Implementation Characteristics of Effective Continuous Quality Improvement Training as Perceived by Selected Individuals at Two- and Four-Year Colleges in the United States

Description: Within the last decade, continuous quality improvement (CQI) has been embraced by higher education management. An important component of the quality philosophy is to institute training for everyone: faculty, administrators, staff and students—in order to achieve a cultural transformation. The purpose of this study was to identify and describe the implementation characteristics of CQI training programs and to determine whether or not and to what degree relationships exist between these characteristics and training program effectiveness, as perceived by selected individuals at two- and four-year colleges in the United States. A survey instrument was designed to elicit the perceptions of both the chief administrators and those quality professionals who are charged with the training process as they relate to specific implementation characteristics such as training content needed to convey the appropriate philosophy, program implementation processes, and the perceived effectiveness of the respondents' quality training program. A 21-item questionnaire was used to gather the data from a sample of 524 individuals at two- and four-year colleges in the United States. The dependent variables in the study related to items addressing program effectiveness based on four types of program evaluation, and the independent variables related to specific implementation characteristics. Spearman correlation matrices were executed to test the relationships between and among implementation characteristics and between the four levels of evaluation.

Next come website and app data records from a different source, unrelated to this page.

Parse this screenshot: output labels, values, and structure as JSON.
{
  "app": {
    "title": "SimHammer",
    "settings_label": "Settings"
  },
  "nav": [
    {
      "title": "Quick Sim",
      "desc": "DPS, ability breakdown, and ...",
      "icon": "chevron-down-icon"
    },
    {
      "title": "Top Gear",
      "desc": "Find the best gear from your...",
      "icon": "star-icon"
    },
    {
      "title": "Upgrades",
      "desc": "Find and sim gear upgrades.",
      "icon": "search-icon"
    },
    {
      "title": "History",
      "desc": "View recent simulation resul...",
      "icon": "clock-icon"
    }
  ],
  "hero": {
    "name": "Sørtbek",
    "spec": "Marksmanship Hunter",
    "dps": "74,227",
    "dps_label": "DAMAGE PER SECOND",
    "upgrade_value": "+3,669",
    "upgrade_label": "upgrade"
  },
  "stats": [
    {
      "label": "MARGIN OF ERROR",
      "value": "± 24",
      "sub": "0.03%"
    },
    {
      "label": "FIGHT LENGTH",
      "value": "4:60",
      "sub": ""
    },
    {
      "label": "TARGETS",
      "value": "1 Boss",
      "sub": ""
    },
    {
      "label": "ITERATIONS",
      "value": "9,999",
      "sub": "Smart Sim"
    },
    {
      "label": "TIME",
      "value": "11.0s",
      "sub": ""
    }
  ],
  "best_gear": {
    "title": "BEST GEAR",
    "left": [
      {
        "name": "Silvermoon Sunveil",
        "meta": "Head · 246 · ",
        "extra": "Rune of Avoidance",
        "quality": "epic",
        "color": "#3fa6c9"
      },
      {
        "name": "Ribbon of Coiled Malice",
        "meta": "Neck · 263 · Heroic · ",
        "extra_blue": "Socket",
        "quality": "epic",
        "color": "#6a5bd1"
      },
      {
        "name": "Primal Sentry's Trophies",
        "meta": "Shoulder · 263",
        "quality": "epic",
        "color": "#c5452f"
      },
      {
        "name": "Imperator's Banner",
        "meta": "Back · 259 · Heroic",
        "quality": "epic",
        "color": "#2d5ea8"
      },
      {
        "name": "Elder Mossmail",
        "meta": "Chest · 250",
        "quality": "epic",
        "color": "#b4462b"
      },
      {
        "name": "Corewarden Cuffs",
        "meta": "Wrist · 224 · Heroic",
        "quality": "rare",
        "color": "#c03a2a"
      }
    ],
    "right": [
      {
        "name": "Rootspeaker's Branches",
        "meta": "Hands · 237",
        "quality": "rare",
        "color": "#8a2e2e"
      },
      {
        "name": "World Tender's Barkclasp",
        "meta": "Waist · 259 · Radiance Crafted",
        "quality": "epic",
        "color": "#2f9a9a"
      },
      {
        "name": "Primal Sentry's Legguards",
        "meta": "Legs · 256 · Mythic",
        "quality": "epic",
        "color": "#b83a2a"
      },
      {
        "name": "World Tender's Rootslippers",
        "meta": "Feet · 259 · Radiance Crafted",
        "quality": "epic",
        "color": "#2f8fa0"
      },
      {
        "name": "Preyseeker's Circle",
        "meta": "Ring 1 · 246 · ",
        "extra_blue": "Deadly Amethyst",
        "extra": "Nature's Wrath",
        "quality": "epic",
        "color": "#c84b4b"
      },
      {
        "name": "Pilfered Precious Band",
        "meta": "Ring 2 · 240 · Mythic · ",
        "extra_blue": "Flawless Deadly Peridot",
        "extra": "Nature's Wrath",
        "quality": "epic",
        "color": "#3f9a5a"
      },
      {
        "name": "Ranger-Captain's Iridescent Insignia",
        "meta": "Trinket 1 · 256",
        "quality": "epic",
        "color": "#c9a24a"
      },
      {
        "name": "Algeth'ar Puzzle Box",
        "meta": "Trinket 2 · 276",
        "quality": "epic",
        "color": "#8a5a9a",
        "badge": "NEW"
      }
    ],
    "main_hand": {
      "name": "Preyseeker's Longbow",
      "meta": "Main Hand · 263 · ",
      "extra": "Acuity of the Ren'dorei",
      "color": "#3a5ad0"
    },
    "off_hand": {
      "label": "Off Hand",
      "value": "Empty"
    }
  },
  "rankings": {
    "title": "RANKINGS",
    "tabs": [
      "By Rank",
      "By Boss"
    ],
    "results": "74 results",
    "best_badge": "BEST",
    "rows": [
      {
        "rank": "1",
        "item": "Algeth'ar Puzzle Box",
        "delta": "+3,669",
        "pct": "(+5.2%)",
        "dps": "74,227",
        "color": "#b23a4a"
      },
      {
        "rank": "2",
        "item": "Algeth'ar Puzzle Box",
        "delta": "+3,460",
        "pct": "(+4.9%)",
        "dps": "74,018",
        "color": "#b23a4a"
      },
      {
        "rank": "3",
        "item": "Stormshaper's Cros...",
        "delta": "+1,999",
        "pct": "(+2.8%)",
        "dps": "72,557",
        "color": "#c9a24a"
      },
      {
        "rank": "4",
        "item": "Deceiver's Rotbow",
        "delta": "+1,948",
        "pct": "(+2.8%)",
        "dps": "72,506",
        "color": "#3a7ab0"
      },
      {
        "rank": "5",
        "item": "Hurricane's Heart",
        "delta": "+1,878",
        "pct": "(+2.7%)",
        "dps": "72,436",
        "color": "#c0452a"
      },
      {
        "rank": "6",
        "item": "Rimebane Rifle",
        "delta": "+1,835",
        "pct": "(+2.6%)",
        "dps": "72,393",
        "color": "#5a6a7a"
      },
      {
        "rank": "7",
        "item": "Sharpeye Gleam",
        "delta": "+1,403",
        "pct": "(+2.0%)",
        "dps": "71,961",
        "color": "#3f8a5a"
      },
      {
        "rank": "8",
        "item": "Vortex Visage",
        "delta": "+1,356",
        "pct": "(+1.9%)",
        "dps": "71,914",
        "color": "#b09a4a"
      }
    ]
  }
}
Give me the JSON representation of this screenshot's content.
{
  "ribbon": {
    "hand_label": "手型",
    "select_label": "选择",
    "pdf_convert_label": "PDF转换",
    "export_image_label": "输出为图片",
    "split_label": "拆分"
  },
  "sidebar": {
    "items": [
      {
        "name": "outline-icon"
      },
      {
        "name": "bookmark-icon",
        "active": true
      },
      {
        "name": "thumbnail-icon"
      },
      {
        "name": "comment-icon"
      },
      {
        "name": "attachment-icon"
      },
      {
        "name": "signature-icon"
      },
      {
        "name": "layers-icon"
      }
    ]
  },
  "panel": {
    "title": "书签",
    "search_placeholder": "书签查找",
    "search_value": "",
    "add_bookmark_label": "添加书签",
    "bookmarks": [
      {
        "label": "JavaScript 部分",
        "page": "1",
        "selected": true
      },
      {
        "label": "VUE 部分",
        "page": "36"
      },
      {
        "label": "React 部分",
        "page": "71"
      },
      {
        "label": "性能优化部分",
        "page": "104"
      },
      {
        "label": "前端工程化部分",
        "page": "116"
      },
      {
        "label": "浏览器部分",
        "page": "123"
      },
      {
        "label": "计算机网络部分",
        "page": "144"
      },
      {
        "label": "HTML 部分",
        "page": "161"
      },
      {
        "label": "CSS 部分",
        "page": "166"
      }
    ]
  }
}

Multiple regression analyses were computed to determine which and to what extent implementation characteristics accounted for variation in each of the four measures of effectiveness. Analyses revealed that using a variety of philosophies, tools and content segments, providing training in quality awareness, team leadership, management and leadership, and assessment, using internal trainers, and the extent of staff and faculty support accounted for the largest proportions of variance. The statistical results for the two hypotheses which were derived from the research questions were also ...
Date: December 1996
Creator: Miller, Katherine C.

The Influence of an Interdisciplinary Course on Critical Thinking Skills

Description: The effect of an interdisciplinary algebra/science course on students' critical thinking skills was examined. A traditional college algebra course was used as a comparison group. The students in the sample enrolled in college algebra and then half were randomly placed into the interdisciplinary course. A quasi-experimental pretest-posttest comparison group design was used. The Watson-Glaser Critical Thinking Appraisal was used to measure the students' critical thinking skills. This instrument consists of an overall critical thinking score as well as five subscores in the areas of Inference, Recognition of Assumptions, Deduction, Interpretation and Evaluation of Arguments. It was found that the students in the interdisciplinary course made greater gains in the overall critical thinking score as well as in four of the five subscores. However, the differences in the gains made in the two courses were not statistically significant. Disregarding course, other factors that were found to be closely related to critical thinking were Composite ACT, grade received in the course, Math ACT and grade point average. It was also found that students whose majors were in the Schools of Arts and Letters or Science and Technology scored higher on critical thinking than students whose majors were in the Schools of Business or Education. Factors found to have no relationship to critical thinking were ethnicity, gender and classification.
Date: August 1999
Creator: Elliott, Brett M.